Work required » Write out the records again exactly and exclude the pictures.

The data »
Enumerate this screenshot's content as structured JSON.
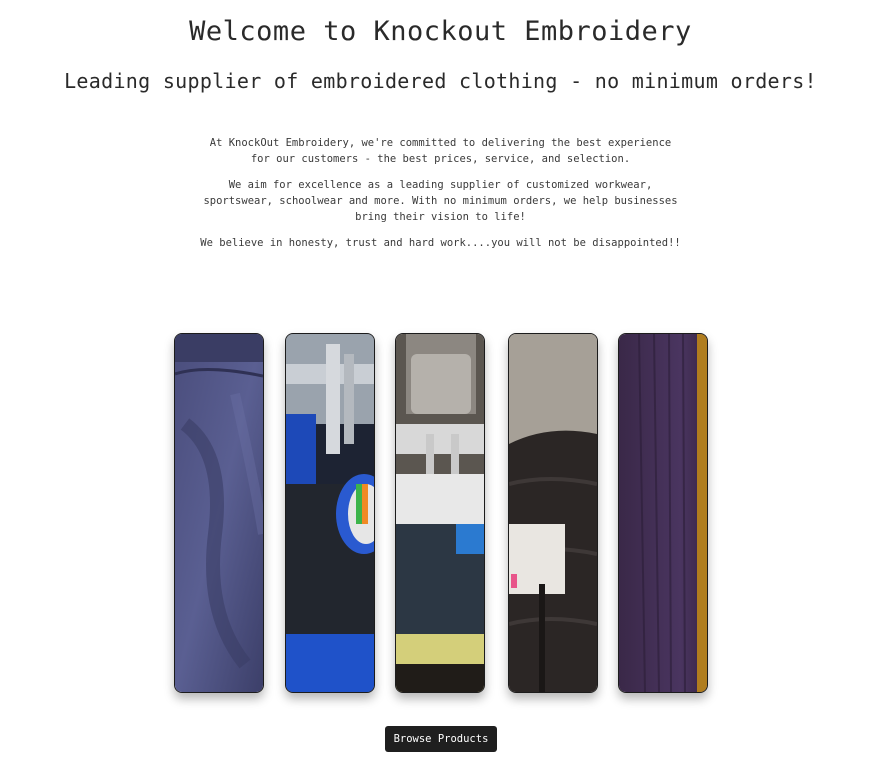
{
  "hero": {
    "title": "Welcome to Knockout Embroidery",
    "subtitle": "Leading supplier of embroidered clothing - no minimum orders!"
  },
  "intro": {
    "paragraphs": [
      "At KnockOut Embroidery, we're committed to delivering the best experience for our customers - the best prices, service, and selection.",
      "We aim for excellence as a leading supplier of customized workwear, sportswear, schoolwear and more. With no minimum orders, we help businesses bring their vision to life!",
      "We believe in honesty, trust and hard work....you will not be disappointed!!"
    ]
  },
  "gallery": {
    "images": [
      {
        "name": "navy-fabric-photo"
      },
      {
        "name": "embroidery-machine-blue-photo"
      },
      {
        "name": "embroidery-machine-needles-photo"
      },
      {
        "name": "black-puffer-jacket-photo"
      },
      {
        "name": "purple-knit-fabric-photo"
      }
    ]
  },
  "cta": {
    "browse_label": "Browse Products"
  },
  "colors": {
    "button_bg": "#1f1f1f",
    "button_text": "#ffffff",
    "text": "#2b2b2b"
  }
}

Answer box »
Enumerate this screenshot's content as structured JSON.
{
  "hero": {
    "title": "Welcome to Knockout Embroidery",
    "subtitle": "Leading supplier of embroidered clothing - no minimum orders!"
  },
  "intro": {
    "paragraphs": [
      "At KnockOut Embroidery, we're committed to delivering the best experience for our customers - the best prices, service, and selection.",
      "We aim for excellence as a leading supplier of customized workwear, sportswear, schoolwear and more. With no minimum orders, we help businesses bring their vision to life!",
      "We believe in honesty, trust and hard work....you will not be disappointed!!"
    ]
  },
  "gallery": {
    "images": [
      {
        "name": "navy-fabric-photo"
      },
      {
        "name": "embroidery-machine-blue-photo"
      },
      {
        "name": "embroidery-machine-needles-photo"
      },
      {
        "name": "black-puffer-jacket-photo"
      },
      {
        "name": "purple-knit-fabric-photo"
      }
    ]
  },
  "cta": {
    "browse_label": "Browse Products"
  },
  "colors": {
    "button_bg": "#1f1f1f",
    "button_text": "#ffffff",
    "text": "#2b2b2b"
  }
}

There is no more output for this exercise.